## What is being asked
Whenever a line in the entries below includes the string "data", count that line. Report the total alone.

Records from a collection
>>>

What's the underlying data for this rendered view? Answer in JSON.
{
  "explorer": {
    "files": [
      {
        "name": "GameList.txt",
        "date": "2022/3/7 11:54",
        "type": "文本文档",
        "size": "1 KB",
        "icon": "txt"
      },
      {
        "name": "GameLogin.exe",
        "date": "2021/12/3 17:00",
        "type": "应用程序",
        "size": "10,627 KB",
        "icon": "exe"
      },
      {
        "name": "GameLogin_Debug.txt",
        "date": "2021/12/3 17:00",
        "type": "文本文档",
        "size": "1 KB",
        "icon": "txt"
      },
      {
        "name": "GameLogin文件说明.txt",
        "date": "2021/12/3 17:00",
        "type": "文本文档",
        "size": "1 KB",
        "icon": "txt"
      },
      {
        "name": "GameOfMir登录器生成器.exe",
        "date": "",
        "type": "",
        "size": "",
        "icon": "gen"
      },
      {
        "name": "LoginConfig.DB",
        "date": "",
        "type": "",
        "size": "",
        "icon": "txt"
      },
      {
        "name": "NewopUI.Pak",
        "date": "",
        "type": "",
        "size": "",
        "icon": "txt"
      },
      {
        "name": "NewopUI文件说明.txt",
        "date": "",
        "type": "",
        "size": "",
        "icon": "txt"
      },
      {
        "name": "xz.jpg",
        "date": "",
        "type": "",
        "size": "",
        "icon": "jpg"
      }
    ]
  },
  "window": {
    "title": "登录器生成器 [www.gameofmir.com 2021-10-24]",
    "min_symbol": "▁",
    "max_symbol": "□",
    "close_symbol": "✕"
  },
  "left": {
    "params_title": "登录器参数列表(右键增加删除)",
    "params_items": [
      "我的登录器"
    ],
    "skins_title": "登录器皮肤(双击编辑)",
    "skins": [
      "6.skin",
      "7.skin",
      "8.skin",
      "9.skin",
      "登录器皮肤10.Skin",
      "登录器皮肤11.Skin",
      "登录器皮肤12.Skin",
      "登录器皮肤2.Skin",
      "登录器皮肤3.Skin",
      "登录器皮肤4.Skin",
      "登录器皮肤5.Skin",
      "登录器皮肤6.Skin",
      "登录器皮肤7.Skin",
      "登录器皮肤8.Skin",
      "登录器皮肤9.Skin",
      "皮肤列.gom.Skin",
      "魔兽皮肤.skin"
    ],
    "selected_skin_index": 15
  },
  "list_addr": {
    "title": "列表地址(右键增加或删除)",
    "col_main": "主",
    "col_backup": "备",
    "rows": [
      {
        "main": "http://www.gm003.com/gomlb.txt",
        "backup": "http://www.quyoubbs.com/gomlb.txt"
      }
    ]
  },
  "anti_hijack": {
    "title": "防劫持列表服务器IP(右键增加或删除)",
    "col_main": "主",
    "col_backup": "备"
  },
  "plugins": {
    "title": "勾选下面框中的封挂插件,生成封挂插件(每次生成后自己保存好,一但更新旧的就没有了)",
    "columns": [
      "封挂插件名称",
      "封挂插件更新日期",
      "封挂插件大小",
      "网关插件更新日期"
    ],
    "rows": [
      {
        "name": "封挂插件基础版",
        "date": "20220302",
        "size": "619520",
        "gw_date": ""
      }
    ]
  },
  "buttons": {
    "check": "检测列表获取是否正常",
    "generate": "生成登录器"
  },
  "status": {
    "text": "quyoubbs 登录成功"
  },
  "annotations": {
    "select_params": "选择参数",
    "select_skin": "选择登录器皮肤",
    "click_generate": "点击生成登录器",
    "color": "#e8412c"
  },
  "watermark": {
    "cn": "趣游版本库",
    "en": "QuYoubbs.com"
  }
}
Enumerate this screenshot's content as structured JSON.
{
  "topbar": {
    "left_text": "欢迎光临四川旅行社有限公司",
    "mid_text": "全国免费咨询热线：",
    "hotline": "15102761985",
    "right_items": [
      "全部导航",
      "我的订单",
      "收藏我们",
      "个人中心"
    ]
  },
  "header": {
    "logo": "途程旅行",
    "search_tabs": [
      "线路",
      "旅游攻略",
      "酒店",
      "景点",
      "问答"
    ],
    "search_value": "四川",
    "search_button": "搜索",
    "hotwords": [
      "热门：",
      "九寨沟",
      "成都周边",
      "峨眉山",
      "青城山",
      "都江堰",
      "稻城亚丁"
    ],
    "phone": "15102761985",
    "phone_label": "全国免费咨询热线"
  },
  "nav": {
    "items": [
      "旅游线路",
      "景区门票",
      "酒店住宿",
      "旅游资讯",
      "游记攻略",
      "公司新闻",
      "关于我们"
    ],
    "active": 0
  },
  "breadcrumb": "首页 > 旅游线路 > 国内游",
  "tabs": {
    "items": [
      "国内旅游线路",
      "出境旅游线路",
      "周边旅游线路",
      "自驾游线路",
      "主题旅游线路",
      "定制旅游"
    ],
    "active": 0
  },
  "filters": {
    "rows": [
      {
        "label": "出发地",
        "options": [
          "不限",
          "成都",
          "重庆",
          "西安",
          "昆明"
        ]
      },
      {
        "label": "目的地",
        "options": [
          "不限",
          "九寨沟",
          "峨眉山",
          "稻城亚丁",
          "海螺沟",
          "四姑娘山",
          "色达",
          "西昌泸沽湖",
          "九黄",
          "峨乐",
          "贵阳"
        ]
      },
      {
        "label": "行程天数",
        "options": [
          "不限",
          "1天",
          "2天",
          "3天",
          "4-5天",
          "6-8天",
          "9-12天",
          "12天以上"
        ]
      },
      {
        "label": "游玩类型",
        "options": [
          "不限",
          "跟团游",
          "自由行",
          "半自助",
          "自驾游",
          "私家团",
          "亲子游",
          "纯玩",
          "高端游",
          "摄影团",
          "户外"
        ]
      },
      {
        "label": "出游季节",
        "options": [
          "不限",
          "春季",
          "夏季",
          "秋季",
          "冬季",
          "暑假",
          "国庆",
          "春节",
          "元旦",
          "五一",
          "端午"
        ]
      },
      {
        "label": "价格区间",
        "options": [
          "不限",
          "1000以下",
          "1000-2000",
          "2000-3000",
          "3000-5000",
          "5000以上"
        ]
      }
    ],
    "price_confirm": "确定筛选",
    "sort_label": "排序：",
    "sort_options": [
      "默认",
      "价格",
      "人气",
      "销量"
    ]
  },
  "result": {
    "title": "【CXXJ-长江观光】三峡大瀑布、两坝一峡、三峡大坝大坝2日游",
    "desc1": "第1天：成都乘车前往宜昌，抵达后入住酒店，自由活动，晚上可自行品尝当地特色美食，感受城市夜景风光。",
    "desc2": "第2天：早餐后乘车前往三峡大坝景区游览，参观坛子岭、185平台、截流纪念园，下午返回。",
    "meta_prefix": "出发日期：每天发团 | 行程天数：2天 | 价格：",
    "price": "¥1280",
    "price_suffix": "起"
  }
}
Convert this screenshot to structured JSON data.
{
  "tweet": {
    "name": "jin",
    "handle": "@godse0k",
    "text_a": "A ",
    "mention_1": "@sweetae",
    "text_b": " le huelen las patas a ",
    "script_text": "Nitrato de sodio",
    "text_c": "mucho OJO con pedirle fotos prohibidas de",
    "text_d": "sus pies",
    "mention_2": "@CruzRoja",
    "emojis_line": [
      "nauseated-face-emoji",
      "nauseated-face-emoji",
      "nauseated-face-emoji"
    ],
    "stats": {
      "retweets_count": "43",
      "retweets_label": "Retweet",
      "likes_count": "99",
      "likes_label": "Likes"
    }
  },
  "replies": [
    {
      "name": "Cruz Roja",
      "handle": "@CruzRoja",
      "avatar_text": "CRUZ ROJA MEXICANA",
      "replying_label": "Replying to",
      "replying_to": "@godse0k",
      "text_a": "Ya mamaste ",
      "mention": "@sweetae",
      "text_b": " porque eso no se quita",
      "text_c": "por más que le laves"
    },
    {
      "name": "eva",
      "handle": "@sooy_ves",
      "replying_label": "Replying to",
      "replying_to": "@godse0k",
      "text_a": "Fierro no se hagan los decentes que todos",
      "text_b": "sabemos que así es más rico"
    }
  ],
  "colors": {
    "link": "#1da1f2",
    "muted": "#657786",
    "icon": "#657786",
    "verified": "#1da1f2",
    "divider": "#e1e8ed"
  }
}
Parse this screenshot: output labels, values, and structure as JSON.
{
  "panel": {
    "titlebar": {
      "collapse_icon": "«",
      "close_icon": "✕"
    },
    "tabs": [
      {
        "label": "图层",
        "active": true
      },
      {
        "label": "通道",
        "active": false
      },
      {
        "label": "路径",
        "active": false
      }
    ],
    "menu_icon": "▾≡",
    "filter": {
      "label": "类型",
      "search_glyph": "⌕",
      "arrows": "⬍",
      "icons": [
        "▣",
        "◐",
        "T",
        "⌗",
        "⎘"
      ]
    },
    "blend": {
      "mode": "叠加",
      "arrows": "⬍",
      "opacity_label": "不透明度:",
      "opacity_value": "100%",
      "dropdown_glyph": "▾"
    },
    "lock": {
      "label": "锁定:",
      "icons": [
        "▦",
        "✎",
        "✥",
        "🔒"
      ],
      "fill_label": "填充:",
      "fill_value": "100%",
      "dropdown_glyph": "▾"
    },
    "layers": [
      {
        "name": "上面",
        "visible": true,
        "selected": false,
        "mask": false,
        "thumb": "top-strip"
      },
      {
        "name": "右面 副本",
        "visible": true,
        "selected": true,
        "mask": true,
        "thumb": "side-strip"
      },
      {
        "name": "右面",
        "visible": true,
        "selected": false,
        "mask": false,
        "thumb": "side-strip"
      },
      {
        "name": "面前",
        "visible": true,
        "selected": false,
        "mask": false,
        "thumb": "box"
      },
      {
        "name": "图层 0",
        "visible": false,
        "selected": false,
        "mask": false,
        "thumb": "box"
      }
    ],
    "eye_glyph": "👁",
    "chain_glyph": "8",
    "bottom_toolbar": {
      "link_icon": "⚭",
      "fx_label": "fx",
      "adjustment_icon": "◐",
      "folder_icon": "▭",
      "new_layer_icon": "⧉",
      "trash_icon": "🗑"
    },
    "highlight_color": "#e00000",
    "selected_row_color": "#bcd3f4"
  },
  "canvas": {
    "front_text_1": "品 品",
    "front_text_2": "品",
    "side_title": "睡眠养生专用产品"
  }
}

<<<

## Response to the exercise
2